|Evan Meekins presenting in front of the JMU STEM Executive Advisory Council on Oct. 17, 2014|
How nuclear reactions in stars and stellar explosions such as supernovae have forged the elements out of hydrogen and helium leftover from the Big Bang is a longstanding, still timely research topic in nuclear astrophysics. Although there is a fairly complete understanding of the production of the chemical elements and their isotopes up to iron by nuclear fusion in stars, important details concerning the production of the elements from iron to uranium remain puzzling. Current knowledge is that the nucleosynthesis beyond iron proceeds mainly via neutron capture reactions and subsequent electron decays to the valley of stability. But some 35 proton-rich stable isotopes, between Se-74 and Hg-196, cannot be synthesized by neutron-capture processes since they are located on the neutron-deficient side of the valley of stability. These proton-rich nuclides are generally referred to as p-nuclei. Among them, the two isotopes of molybdenum, Mo-92 and Mo-94, are the most abundant.

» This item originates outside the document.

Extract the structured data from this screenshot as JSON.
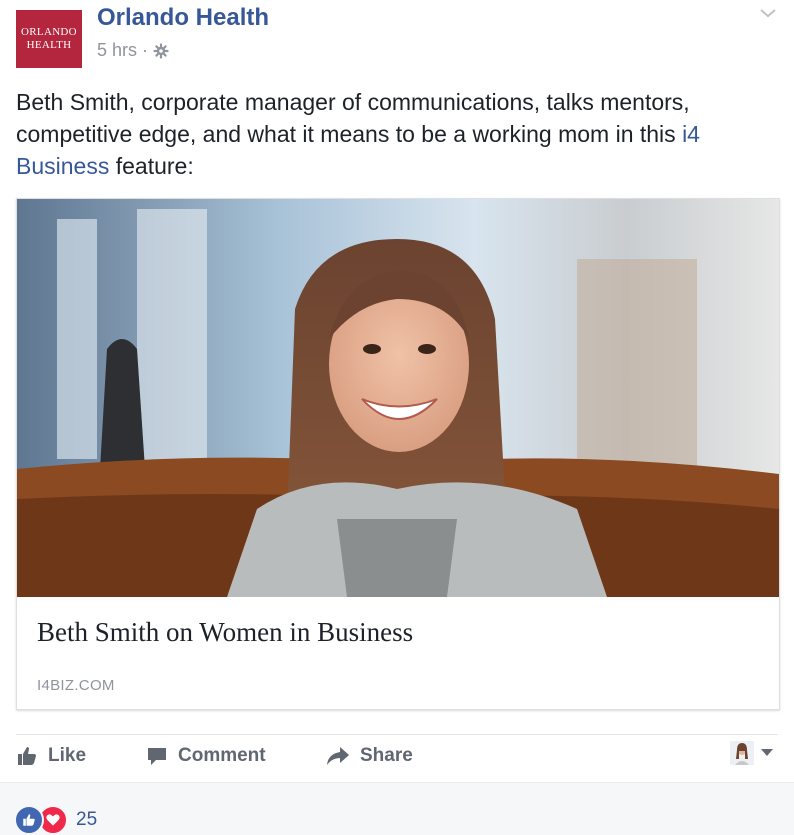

Evan Meekins has recently carried out successfully cross section measurements for understanding the production of Mo-93 via neutron photodesintegration of Mo-94, an experiment proposed by Evan's research advisor, Dr. Adriana Banu (an assistant professor in the Department of Physics and Astronomy at JMU). The measurements were performed using the most intense quasi-monoenergetic gamma ray facility in the world located on the campus of Duke University at Durham, NC. Data analysis is in progress. Stay tuned for our experimental findings!
Moreover, Evan Meekins has also had the chance to showcase his work related to the nucleosynthesis of the p-nuclei during the Conference Experience for Undergraduates (CEU14) held in Waikoloa, Hawaii (October 7-11, 2014) in conjunction with the 4th joint meeting of the American Physical Society Division of Nuclear Physics (DNP) and the Physical Society of Japan.
|Poster presentation at the CEU14, Hawaii|
The goal of the CEU is to provide a "capstone" conference experience for undergraduate students who have conducted research in nuclear physics, by providing them the opportunity to present their research to the larger professional community and to one another. Additionally, it enables the students to converse with faculty and senior scientists from graduate institutions about graduate school opportunities.